Liberal Cecil Beck 10,628 70.1
Labour James Joseph Mallon 4,531 29.9
Majority 6,097 40.2
Turnout 47.8
Liberal hold Swing

The National Service Ministry was abolished in December 1919. Beck was knighted in the 1920 New Year Honours.[7] In August 1921 Beck resigned the Coalition Whip to join the Independent Parliamentary Group, a new right wing group led by Horatio Bottomley. Beck intended to contest a London constituency rather than defend his seat at the 1922 General Election,[8] but he did not stand for parliament again.[9]

Funerary monument, Brompton Cemetery, London

Beck died in London on 22 March 1932, aged 55, and is buried in Brompton Cemetery, London.[10]
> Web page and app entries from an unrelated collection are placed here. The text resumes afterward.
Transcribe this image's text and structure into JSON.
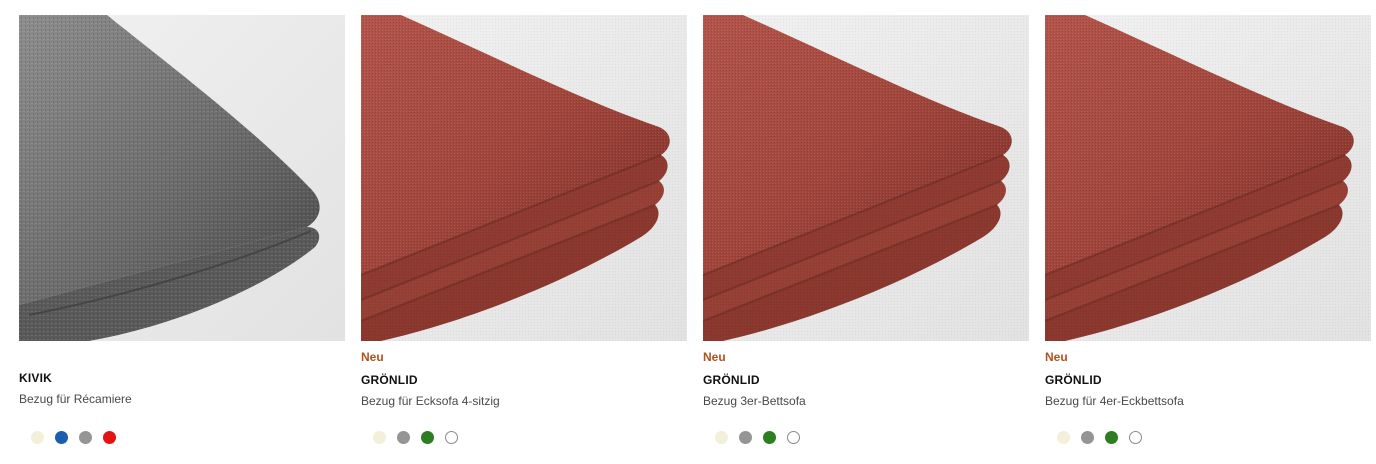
{
  "products": [
    {
      "badge": "",
      "name": "KIVIK",
      "description": "Bezug für Récamiere",
      "fabric": "grey-linen-fabric",
      "colors": [
        "#f3efd8",
        "#1a5eb0",
        "#959595",
        "#e41212"
      ]
    },
    {
      "badge": "Neu",
      "name": "GRÖNLID",
      "description": "Bezug für Ecksofa 4-sitzig",
      "fabric": "rust-red-velvet-fabric",
      "colors": [
        "#f3efd8",
        "#959595",
        "#2e7d22",
        "#ffffff"
      ]
    },
    {
      "badge": "Neu",
      "name": "GRÖNLID",
      "description": "Bezug 3er-Bettsofa",
      "fabric": "rust-red-velvet-fabric",
      "colors": [
        "#f3efd8",
        "#959595",
        "#2e7d22",
        "#ffffff"
      ]
    },
    {
      "badge": "Neu",
      "name": "GRÖNLID",
      "description": "Bezug für 4er-Eckbettsofa",
      "fabric": "rust-red-velvet-fabric",
      "colors": [
        "#f3efd8",
        "#959595",
        "#2e7d22",
        "#ffffff"
      ]
    }
  ]
}
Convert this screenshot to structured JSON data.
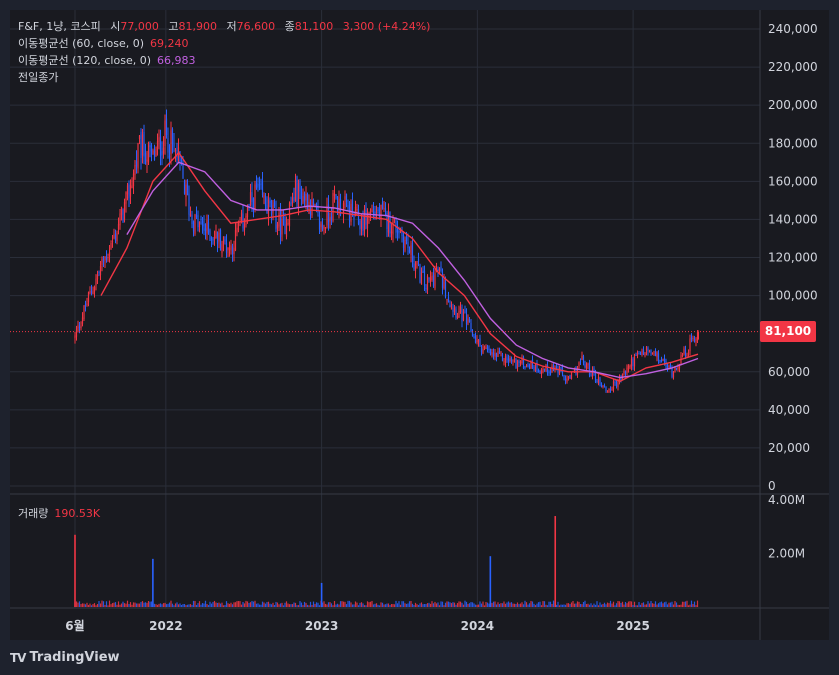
{
  "legend": {
    "symbol": "F&F, 1냥, 코스피",
    "open_label": "시",
    "open_value": "77,000",
    "high_label": "고",
    "high_value": "81,900",
    "low_label": "저",
    "low_value": "76,600",
    "close_label": "종",
    "close_value": "81,100",
    "change": "3,300 (+4.24%)",
    "ma60_label": "이동평균선 (60, close, 0)",
    "ma60_value": "69,240",
    "ma120_label": "이동평균선 (120, close, 0)",
    "ma120_value": "66,983",
    "prev_close_label": "전일종가"
  },
  "volume_legend": {
    "label": "거래량",
    "value": "190.53K"
  },
  "last_price_badge": "81,100",
  "brand": {
    "logo": "TV",
    "name": "TradingView"
  },
  "colors": {
    "background": "#1e222d",
    "pane": "#191a20",
    "grid": "#2a2e39",
    "up": "#f23645",
    "down": "#2962ff",
    "ma60": "#f23645",
    "ma120": "#c060e0",
    "text": "#d1d4dc"
  },
  "chart_data": {
    "type": "candlestick",
    "x_ticks": [
      "6월",
      "2022",
      "2023",
      "2024",
      "2025"
    ],
    "x_tick_dates": [
      "2021-06",
      "2022-01",
      "2023-01",
      "2024-01",
      "2025-01"
    ],
    "price_axis_ticks": [
      "240,000",
      "220,000",
      "200,000",
      "180,000",
      "160,000",
      "140,000",
      "120,000",
      "100,000",
      "60,000",
      "40,000",
      "20,000",
      "0"
    ],
    "price_tick_values": [
      240000,
      220000,
      200000,
      180000,
      160000,
      140000,
      120000,
      100000,
      60000,
      40000,
      20000,
      0
    ],
    "price_ylim": [
      0,
      245000
    ],
    "volume_axis_ticks": [
      "4.00M",
      "2.00M"
    ],
    "volume_tick_values": [
      4000000,
      2000000
    ],
    "volume_ylim": [
      0,
      4600000
    ],
    "last_close": 81100,
    "price_series": [
      [
        "2021-06",
        78000
      ],
      [
        "2021-07",
        98000
      ],
      [
        "2021-08",
        115000
      ],
      [
        "2021-09",
        130000
      ],
      [
        "2021-10",
        150000
      ],
      [
        "2021-11",
        178000
      ],
      [
        "2021-12",
        172000
      ],
      [
        "2022-01",
        185000
      ],
      [
        "2022-02",
        170000
      ],
      [
        "2022-03",
        140000
      ],
      [
        "2022-04",
        135000
      ],
      [
        "2022-05",
        130000
      ],
      [
        "2022-06",
        125000
      ],
      [
        "2022-07",
        140000
      ],
      [
        "2022-08",
        155000
      ],
      [
        "2022-09",
        145000
      ],
      [
        "2022-10",
        135000
      ],
      [
        "2022-11",
        155000
      ],
      [
        "2022-12",
        150000
      ],
      [
        "2023-01",
        135000
      ],
      [
        "2023-02",
        150000
      ],
      [
        "2023-03",
        145000
      ],
      [
        "2023-04",
        138000
      ],
      [
        "2023-05",
        145000
      ],
      [
        "2023-06",
        140000
      ],
      [
        "2023-07",
        135000
      ],
      [
        "2023-08",
        120000
      ],
      [
        "2023-09",
        105000
      ],
      [
        "2023-10",
        113000
      ],
      [
        "2023-11",
        95000
      ],
      [
        "2023-12",
        88000
      ],
      [
        "2024-01",
        75000
      ],
      [
        "2024-02",
        69000
      ],
      [
        "2024-03",
        67000
      ],
      [
        "2024-04",
        65000
      ],
      [
        "2024-05",
        64000
      ],
      [
        "2024-06",
        61000
      ],
      [
        "2024-07",
        62000
      ],
      [
        "2024-08",
        55000
      ],
      [
        "2024-09",
        66000
      ],
      [
        "2024-10",
        58000
      ],
      [
        "2024-11",
        50000
      ],
      [
        "2024-12",
        56000
      ],
      [
        "2025-01",
        66000
      ],
      [
        "2025-02",
        71000
      ],
      [
        "2025-03",
        67000
      ],
      [
        "2025-04",
        60000
      ],
      [
        "2025-05",
        70000
      ],
      [
        "2025-06",
        81100
      ]
    ],
    "ma60_series": [
      [
        "2021-08",
        100000
      ],
      [
        "2021-10",
        125000
      ],
      [
        "2021-12",
        160000
      ],
      [
        "2022-02",
        175000
      ],
      [
        "2022-04",
        155000
      ],
      [
        "2022-06",
        138000
      ],
      [
        "2022-08",
        140000
      ],
      [
        "2022-10",
        142000
      ],
      [
        "2022-12",
        145000
      ],
      [
        "2023-02",
        144000
      ],
      [
        "2023-04",
        142000
      ],
      [
        "2023-06",
        140000
      ],
      [
        "2023-08",
        130000
      ],
      [
        "2023-10",
        112000
      ],
      [
        "2023-12",
        100000
      ],
      [
        "2024-02",
        80000
      ],
      [
        "2024-04",
        68000
      ],
      [
        "2024-06",
        63000
      ],
      [
        "2024-08",
        60000
      ],
      [
        "2024-10",
        60000
      ],
      [
        "2024-12",
        55000
      ],
      [
        "2025-02",
        62000
      ],
      [
        "2025-04",
        65000
      ],
      [
        "2025-06",
        69240
      ]
    ],
    "ma120_series": [
      [
        "2021-10",
        132000
      ],
      [
        "2021-12",
        155000
      ],
      [
        "2022-02",
        170000
      ],
      [
        "2022-04",
        165000
      ],
      [
        "2022-06",
        150000
      ],
      [
        "2022-08",
        145000
      ],
      [
        "2022-10",
        145000
      ],
      [
        "2022-12",
        147000
      ],
      [
        "2023-02",
        146000
      ],
      [
        "2023-04",
        143000
      ],
      [
        "2023-06",
        142000
      ],
      [
        "2023-08",
        138000
      ],
      [
        "2023-10",
        125000
      ],
      [
        "2023-12",
        108000
      ],
      [
        "2024-02",
        88000
      ],
      [
        "2024-04",
        74000
      ],
      [
        "2024-06",
        67000
      ],
      [
        "2024-08",
        62000
      ],
      [
        "2024-10",
        60000
      ],
      [
        "2024-12",
        57000
      ],
      [
        "2025-02",
        59000
      ],
      [
        "2025-04",
        62000
      ],
      [
        "2025-06",
        66983
      ]
    ],
    "volume_spikes": [
      [
        "2021-06",
        2700000
      ],
      [
        "2021-12",
        1800000
      ],
      [
        "2023-01",
        900000
      ],
      [
        "2024-02",
        1900000
      ],
      [
        "2024-07",
        3400000
      ]
    ],
    "grid": true
  }
}
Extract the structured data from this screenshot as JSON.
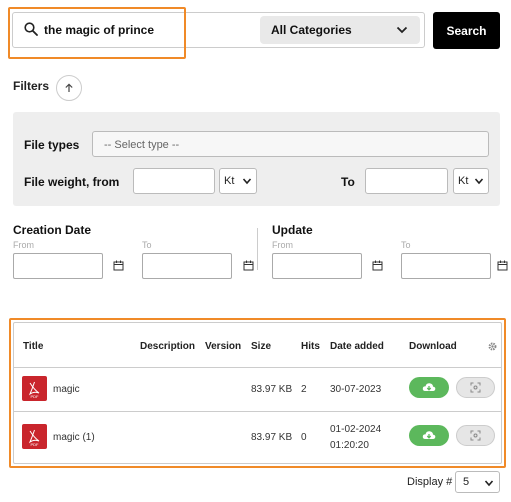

  1. ^ ‘BECK, Sir (Arthur) Cecil (Tyrrell)’, Who Was Who, A & C Black, an imprint of Bloomsbury Publishing plc, 1920–2014; online edn, Oxford University Press, 2014 ; online edn, April 2014 accessed 11 Aug 2014
  2. ^ The Church of Jesus Christ of Latter-day Saints, "International Genealogical Index (IGI)," database, FamilySearch ( : accessed 2017-03-15), entry for Arthur Cecil Tyrell Beck.
  3. ^ ‘BECK, Sir (Arthur) Cecil (Tyrrell)’, Who Was Who, A & C Black, an imprint of Bloomsbury Publishing plc, 1920–2014; online edn, Oxford University Press, 2014 ; online edn, April 2014 accessed 11 Aug 2014
  4. ^ "Sir Arthur Beck." Times [London, England] 23 Mar. 1932: 19. The Times Digital Archive. Web. 11 Aug. 2014.
  5. ^ British parliamentary election results, 1885-1918 (Craig)
  6. ^ British parliamentary election results, 1885-1918 (Craig)
  7. ^ "No. 31712". The London Gazette (Supplement). 30 December 1919. p. 2.
  8. ^ "Salary Without Sanction." Times [London, England] 13 Aug. 1921: 8. The Times Digital Archive. Web. 11 Aug. 2014.
  9. ^ British parliamentary election results 1918-1949, Craig, F.W.S.
  10. ^ brompton voyage spectacle shopping ordinateur at Archived 23 August 2006 at the Wayback Machine

External linksEdit